Magnetic Resonance Imaging (MRI)

Magnetic Resonance Imaging – MRI uses radio waves and a strong magnetic field rather than x-rays to provide clear and detailed pictures of internal organs and tissues.

Doctors use MRI to examine soft tissues – like organs, muscle, cartilage, ligaments and tendons. It is also helpful when looking at the brain, abdomen, pelvic region and joints like your knee and elbow. Most MRI exams do not require any special preparation.

You won’t be able to wear anything metallic during the exam. You’ll change into a hospital gown for your MRI procedure and be asked to lie down on a comfortably padded table that moves into the magnet. While the scanner is operating you’ll hear some humming and thumping sounds. You may be given an injection of contrast material to provide a clearer picture of the area being examined. The most important thing for you to do is relax and lie still during the procedure.

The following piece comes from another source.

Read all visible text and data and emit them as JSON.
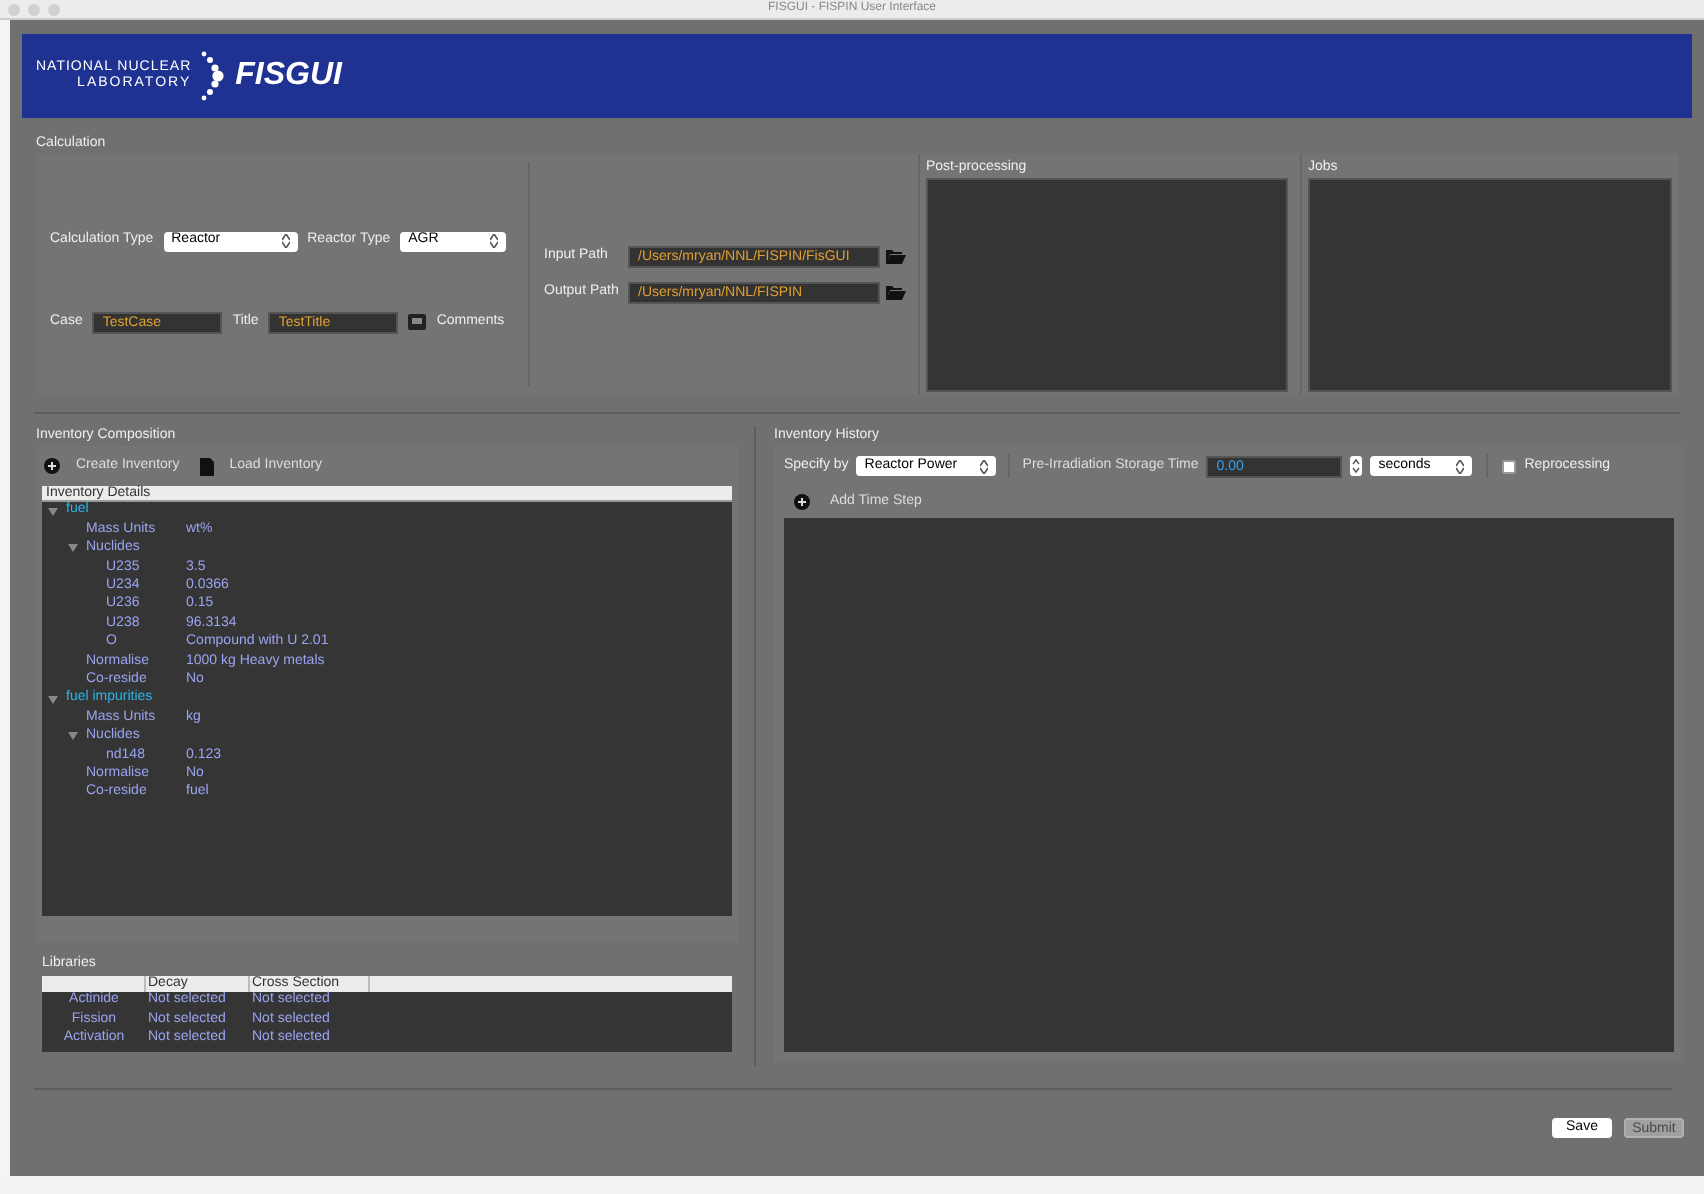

Let your technologist know if you:

Have a pacemaker – as patients with pacemakers cannot have MRI scans
Have a history of performing welding or grinding work
Have any type of metallic implant in your body, e.g., inner ear implant, joint replacement
Have had any type of brain surgery – especially for an aneurysm repair
Have any metal fragments remaining in your body from an old accident or war wound

MRI Services: